Gettleman said the deluge of hundreds of e-mails began late Wednesday after Trudeau posted a message on his Web site saying “Kevin needs your voice.” The posting went on to ask supporters to e-mail Gettleman, listed the judge’s e-mail address and asked that followers tell the judge how Trudeau had improved their lives.

The judge said the result was his e-mail and BlackBerry were “literally clogged” with a collection of messages — some from people who were angry and others who “said they are watching,” a vaguely threatening note that prompted Gettleman to ask the U.S. Marshal Service in Chicago to assess if any of the messages amounted to a threat.

Judicial security has taken on heightened levels in Chicago since an enraged litigant killed the husband and mother of U.S. District Judge Joan Lefkow five years ago. In the wake of the Lefkow tragedy, marshals set up a working group to respond quickly to any inappropriate communication or threat to a judge, said John O’Malley, chief deputy marshal in Chicago.

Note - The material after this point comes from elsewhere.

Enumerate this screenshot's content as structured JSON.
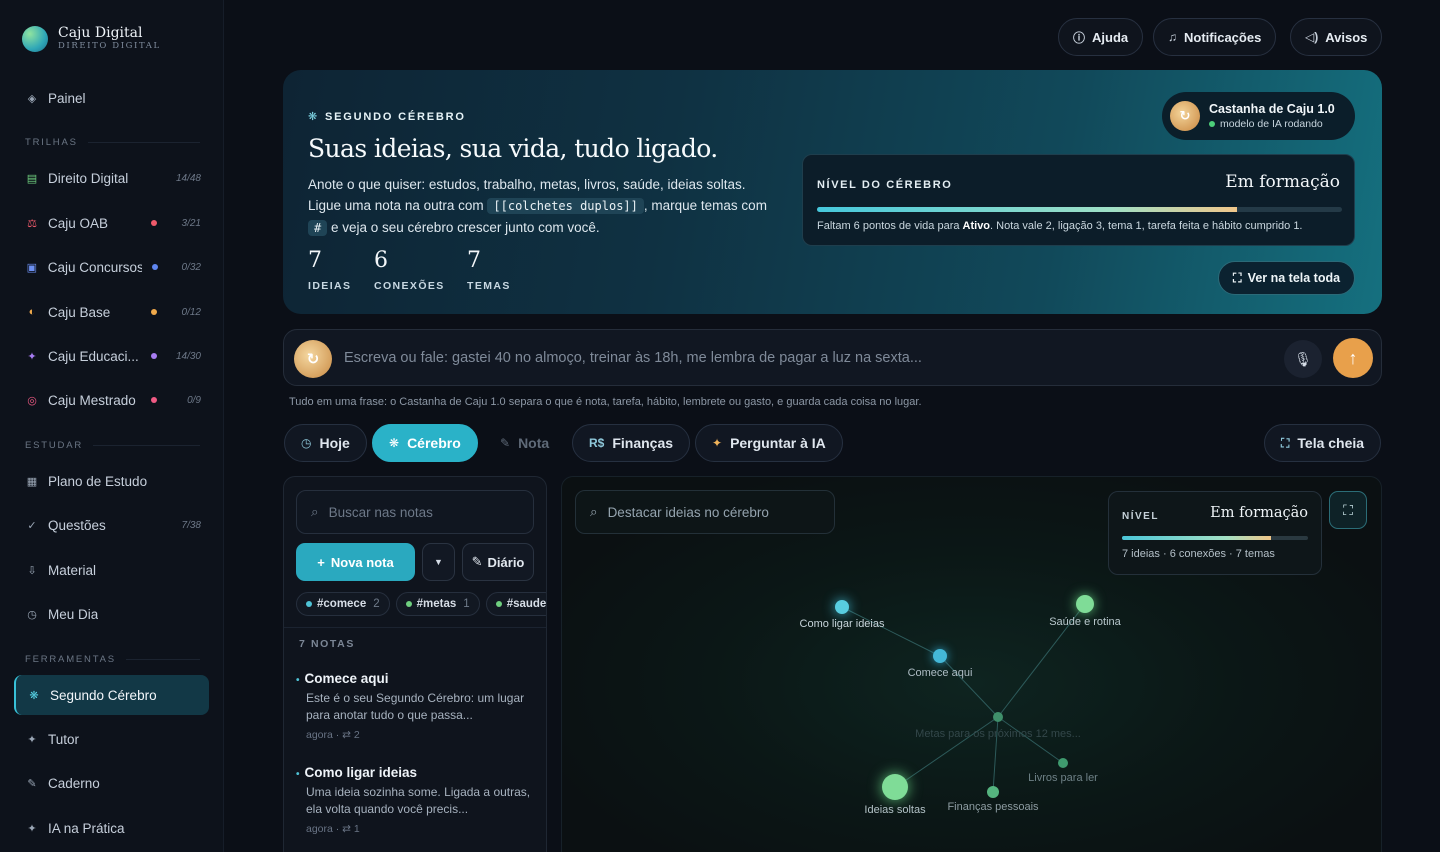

Gettleman had previously found that Trudeau, known for his seeming omnipresence on late-night TV infomercials, had used deceptive advertising as he marketed his book “The Weight Loss Cure ‘They’ Don’t Want You to Know About.” The FTC noted in one court filing that infomercials for the book were broadcast 32,000 times in the U.S.

The judge said Thursday that he had considered referring the case to federal prosecutors for criminal investigation even before the e-mail avalanche.

Trudeau had appealed Gettleman’s $37.6 million fine, and last fall the 7th U.S. Circuit Court of Appeals upheld the contempt finding but directed Gettleman to do more fact-finding to justify the hefty fine, lawyers in the case said.

Gettleman was to make those findings in the coming weeks but had closed discovery — the sharing of evidence. The e-mail onslaught amounted to Trudeau encouraging improper communications from others, the judge said in finding that as a basis for the criminal contempt.

Gettleman said Trudeau’s method was meant to “harass the court and interfere with my processes.”

Experts said it doesn’t appear that the judge’s decision raises significant First Amendment issues.

Donald Craven, counsel for the Illinois Press Association, said free-speech rights have limits, including time, place and manner, pointing to the famous example of shouting “fire” in a crowded theater. A judge has the authority to limit what he or she considers in the context of a case.

“I have never known anybody to win that fight, especially in U.S. District Court,” Craven said. “If a judge says, ‘I don’t want to see it or hear it,’ you’d best stop. Judges are absolutely entitled to control the development of a court record in matters that are in front of them.”

DePaul University law professor Jeffrey Shaman said he wouldn’t be surprised if Trudeau claims the e-mailers were engaged in a “speech activity.” It may be that Trudeau, not being a lawyer, wouldn’t necessarily know about a ban on “ex-parte communication” — when only one party in a case communicates with a judge, Shaman said.

“I would think the proper remedy for when a party does (make such a misstep) is for the judge to let them know he will not accept the communication and not read it and give notice to the party that he’s doing something wrong,” Shaman said. “Trudeau might not know about the rule against ex-parte communication.”

As for a quick fix to try to keep Gettleman’s e-mail account from being buried in missives from supporters who think Trudeau is a force for good, the pitchman’s lawyer told the judge another message had been posted on his Web site Thursday saying the call for the e-mails was in error.

“Please do not under any circumstances communicate with the court or Judge Gettleman,” the message on the site read. “I apologize for this mistake. Yours in Health, Kevin.”

Advertisements

Leave a Reply

Fill in your details below or click an icon to log in:

WordPress.com Logo

You are commenting using your WordPress.com account. Log Out / Change )

Twitter picture

You are commenting using your Twitter account. Log Out / Change )

Facebook photo

You are commenting using your Facebook account. Log Out / Change )

Google+ photo

You are commenting using your Google+ account. Log Out / Change )

Connecting to %s

%d bloggers like this: